⟨

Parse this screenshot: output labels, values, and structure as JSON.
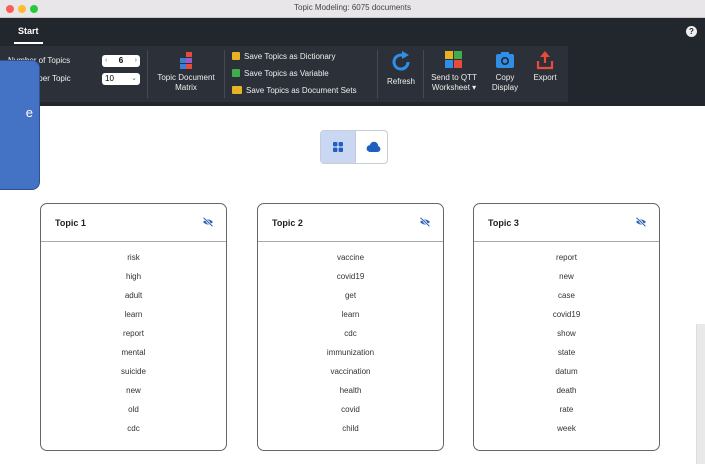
{
  "window": {
    "title": "Topic Modeling: 6075 documents"
  },
  "ribbon": {
    "tab": "Start",
    "help_glyph": "?"
  },
  "params": {
    "num_topics_label": "Number of Topics",
    "num_topics_value": "6",
    "words_label": "n-Words per Topic",
    "words_value": "10"
  },
  "toolbar": {
    "matrix_line1": "Topic Document",
    "matrix_line2": "Matrix",
    "save_dictionary": "Save Topics as Dictionary",
    "save_variable": "Save Topics as Variable",
    "save_document_sets": "Save Topics as Document Sets",
    "refresh": "Refresh",
    "send_line1": "Send to QTT",
    "send_line2": "Worksheet",
    "copy_line1": "Copy",
    "copy_line2": "Display",
    "export": "Export"
  },
  "callout": {
    "text": "e"
  },
  "view_toggle": {
    "grid_icon": "grid-icon",
    "cloud_icon": "cloud-icon"
  },
  "colors": {
    "accent": "#4472c4",
    "ribbon": "#22262d",
    "toggle_selected": "#c9d7f2",
    "eye": "#2c5fb3"
  },
  "topics": [
    {
      "title": "Topic 1",
      "words": [
        "risk",
        "high",
        "adult",
        "learn",
        "report",
        "mental",
        "suicide",
        "new",
        "old",
        "cdc"
      ]
    },
    {
      "title": "Topic 2",
      "words": [
        "vaccine",
        "covid19",
        "get",
        "learn",
        "cdc",
        "immunization",
        "vaccination",
        "health",
        "covid",
        "child"
      ]
    },
    {
      "title": "Topic 3",
      "words": [
        "report",
        "new",
        "case",
        "covid19",
        "show",
        "state",
        "datum",
        "death",
        "rate",
        "week"
      ]
    }
  ]
}
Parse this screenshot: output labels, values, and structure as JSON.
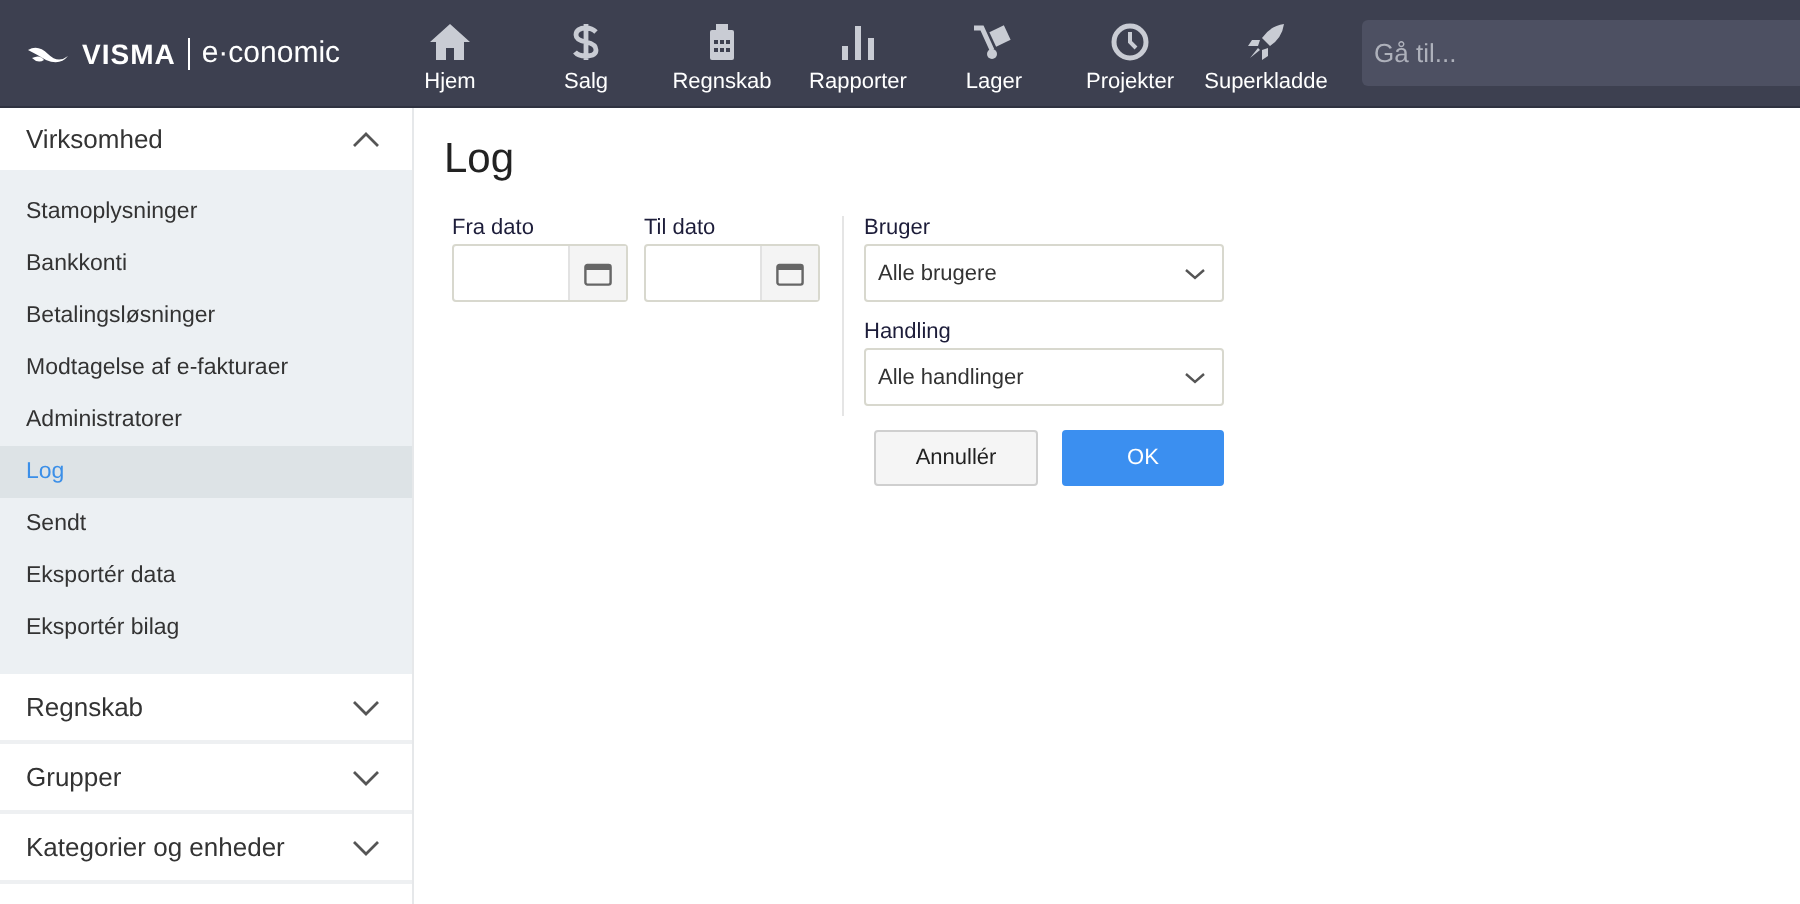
{
  "header": {
    "logo_brand": "VISMA",
    "logo_product": "e·conomic",
    "nav": [
      {
        "label": "Hjem"
      },
      {
        "label": "Salg"
      },
      {
        "label": "Regnskab"
      },
      {
        "label": "Rapporter"
      },
      {
        "label": "Lager"
      },
      {
        "label": "Projekter"
      },
      {
        "label": "Superkladde"
      }
    ],
    "search": {
      "placeholder": "Gå til..."
    }
  },
  "sidebar": {
    "sections": [
      {
        "label": "Virksomhed",
        "expanded": true,
        "items": [
          {
            "label": "Stamoplysninger",
            "selected": false
          },
          {
            "label": "Bankkonti",
            "selected": false
          },
          {
            "label": "Betalingsløsninger",
            "selected": false
          },
          {
            "label": "Modtagelse af e-fakturaer",
            "selected": false
          },
          {
            "label": "Administratorer",
            "selected": false
          },
          {
            "label": "Log",
            "selected": true
          },
          {
            "label": "Sendt",
            "selected": false
          },
          {
            "label": "Eksportér data",
            "selected": false
          },
          {
            "label": "Eksportér bilag",
            "selected": false
          }
        ]
      },
      {
        "label": "Regnskab",
        "expanded": false
      },
      {
        "label": "Grupper",
        "expanded": false
      },
      {
        "label": "Kategorier og enheder",
        "expanded": false
      }
    ]
  },
  "page": {
    "title": "Log",
    "date_fields": [
      {
        "label": "Fra dato"
      },
      {
        "label": "Til dato"
      }
    ],
    "selects": [
      {
        "label": "Bruger",
        "value": "Alle brugere"
      },
      {
        "label": "Handling",
        "value": "Alle handlinger"
      }
    ],
    "buttons": [
      {
        "label": "Annullér",
        "kind": "secondary"
      },
      {
        "label": "OK",
        "kind": "primary"
      }
    ]
  }
}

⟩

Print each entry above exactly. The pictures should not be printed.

#### [Response area]
Parse this screenshot: output labels, values, and structure as JSON.
{
  "window": {
    "title": "Topic Modeling: 6075 documents"
  },
  "ribbon": {
    "tab": "Start",
    "help_glyph": "?"
  },
  "params": {
    "num_topics_label": "Number of Topics",
    "num_topics_value": "6",
    "words_label": "n-Words per Topic",
    "words_value": "10"
  },
  "toolbar": {
    "matrix_line1": "Topic Document",
    "matrix_line2": "Matrix",
    "save_dictionary": "Save Topics as Dictionary",
    "save_variable": "Save Topics as Variable",
    "save_document_sets": "Save Topics as Document Sets",
    "refresh": "Refresh",
    "send_line1": "Send to QTT",
    "send_line2": "Worksheet",
    "copy_line1": "Copy",
    "copy_line2": "Display",
    "export": "Export"
  },
  "callout": {
    "text": "e"
  },
  "view_toggle": {
    "grid_icon": "grid-icon",
    "cloud_icon": "cloud-icon"
  },
  "colors": {
    "accent": "#4472c4",
    "ribbon": "#22262d",
    "toggle_selected": "#c9d7f2",
    "eye": "#2c5fb3"
  },
  "topics": [
    {
      "title": "Topic 1",
      "words": [
        "risk",
        "high",
        "adult",
        "learn",
        "report",
        "mental",
        "suicide",
        "new",
        "old",
        "cdc"
      ]
    },
    {
      "title": "Topic 2",
      "words": [
        "vaccine",
        "covid19",
        "get",
        "learn",
        "cdc",
        "immunization",
        "vaccination",
        "health",
        "covid",
        "child"
      ]
    },
    {
      "title": "Topic 3",
      "words": [
        "report",
        "new",
        "case",
        "covid19",
        "show",
        "state",
        "datum",
        "death",
        "rate",
        "week"
      ]
    }
  ]
}
Parse this screenshot: output labels, values, and structure as JSON.
{
  "header": {
    "logo_brand": "VISMA",
    "logo_product": "e·conomic",
    "nav": [
      {
        "label": "Hjem"
      },
      {
        "label": "Salg"
      },
      {
        "label": "Regnskab"
      },
      {
        "label": "Rapporter"
      },
      {
        "label": "Lager"
      },
      {
        "label": "Projekter"
      },
      {
        "label": "Superkladde"
      }
    ],
    "search": {
      "placeholder": "Gå til..."
    }
  },
  "sidebar": {
    "sections": [
      {
        "label": "Virksomhed",
        "expanded": true,
        "items": [
          {
            "label": "Stamoplysninger",
            "selected": false
          },
          {
            "label": "Bankkonti",
            "selected": false
          },
          {
            "label": "Betalingsløsninger",
            "selected": false
          },
          {
            "label": "Modtagelse af e-fakturaer",
            "selected": false
          },
          {
            "label": "Administratorer",
            "selected": false
          },
          {
            "label": "Log",
            "selected": true
          },
          {
            "label": "Sendt",
            "selected": false
          },
          {
            "label": "Eksportér data",
            "selected": false
          },
          {
            "label": "Eksportér bilag",
            "selected": false
          }
        ]
      },
      {
        "label": "Regnskab",
        "expanded": false
      },
      {
        "label": "Grupper",
        "expanded": false
      },
      {
        "label": "Kategorier og enheder",
        "expanded": false
      }
    ]
  },
  "page": {
    "title": "Log",
    "date_fields": [
      {
        "label": "Fra dato"
      },
      {
        "label": "Til dato"
      }
    ],
    "selects": [
      {
        "label": "Bruger",
        "value": "Alle brugere"
      },
      {
        "label": "Handling",
        "value": "Alle handlinger"
      }
    ],
    "buttons": [
      {
        "label": "Annullér",
        "kind": "secondary"
      },
      {
        "label": "OK",
        "kind": "primary"
      }
    ]
  }
}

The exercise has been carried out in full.